Is Obama Muslim? Increasing numbers of Americans think so

Since 2008 there has been a noticeable increase in the number of Americans who say that Obama is Muslim. I note that this is what people are 'saying', especially from the Republican side. Part of me suspects that they probably know what religion Obama is but it is more 'PC' to call him Muslim then black. While I suspect others have been convinced otherwise as this issue is simply not going away and of course by those determined to sway opinion against Obama. All this comes at an interesting time with Obama's remarks regarding the 9/11 mosque site in NYC over the weekend, which in turn may further taint opinion against him of the issue of his religious beliefs. Note also those that would like to see the church keep out of politics, but members of congress should be religious. I would have liked to have seen a poll of what religious beliefs are acceptable for those members to have, but maybe that is being saved for later.

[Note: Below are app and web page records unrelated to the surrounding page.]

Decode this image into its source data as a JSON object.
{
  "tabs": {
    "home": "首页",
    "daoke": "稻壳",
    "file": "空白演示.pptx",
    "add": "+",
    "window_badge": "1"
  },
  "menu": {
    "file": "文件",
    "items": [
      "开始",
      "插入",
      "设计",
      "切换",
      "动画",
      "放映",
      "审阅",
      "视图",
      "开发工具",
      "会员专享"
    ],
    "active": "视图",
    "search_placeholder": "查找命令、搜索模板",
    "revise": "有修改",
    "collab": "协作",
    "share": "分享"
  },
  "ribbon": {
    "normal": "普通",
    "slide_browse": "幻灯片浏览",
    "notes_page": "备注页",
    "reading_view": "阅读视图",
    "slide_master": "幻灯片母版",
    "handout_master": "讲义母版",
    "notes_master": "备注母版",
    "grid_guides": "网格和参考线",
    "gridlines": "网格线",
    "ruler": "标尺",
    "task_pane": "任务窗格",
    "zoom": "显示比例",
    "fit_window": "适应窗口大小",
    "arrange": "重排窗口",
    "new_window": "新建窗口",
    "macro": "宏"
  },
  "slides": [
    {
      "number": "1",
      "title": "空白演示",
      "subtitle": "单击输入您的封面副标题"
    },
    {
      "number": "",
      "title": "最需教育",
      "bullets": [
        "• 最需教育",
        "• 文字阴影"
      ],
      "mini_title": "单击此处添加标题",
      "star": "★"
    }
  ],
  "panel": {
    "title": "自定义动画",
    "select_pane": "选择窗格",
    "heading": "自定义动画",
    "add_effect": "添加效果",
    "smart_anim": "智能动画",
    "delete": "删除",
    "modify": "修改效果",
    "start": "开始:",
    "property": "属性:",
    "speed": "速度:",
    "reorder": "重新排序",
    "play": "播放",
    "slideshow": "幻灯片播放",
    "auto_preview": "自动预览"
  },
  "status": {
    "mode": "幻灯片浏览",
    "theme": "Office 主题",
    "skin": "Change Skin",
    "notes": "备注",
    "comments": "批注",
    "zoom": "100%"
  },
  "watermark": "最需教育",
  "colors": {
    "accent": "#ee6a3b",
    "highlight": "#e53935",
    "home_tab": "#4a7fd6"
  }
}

Peace.

Amplify’d from pewresearch.org

A substantial and growing number of Americans say that Barack Obama is a Muslim, while the proportion saying he is a Christian has declined. More than a year and a half into his presidency, a plurality of the public says they do not know what religion Obama follows.

The view that Obama is a Muslim is more widespread among his political opponents than among his backers.

The belief that Obama is a Muslim has increased most sharply among Republicans (up 14 points since 2009), especially conservative Republicans (up 16 points). But the number of independents who say Obama is a Muslim has also increased significantly (up eight points). There has been little change in the number of Democrats who say Obama is a Muslim, but fewer Democrats today say he is a Christian (down nine points since 2009).

he survey also finds about half of the public (52%) says that churches should keep out of politics, while 43% say churches and other houses of worship should express their views on social and political questions.
Despite the growing opposition to political involvement on the part of churches, most people continue to say they want political leaders who are religious. About six-in-ten (61%) agree that it is important that members of Congress have strong religious beliefs.Read more at pewresearch.org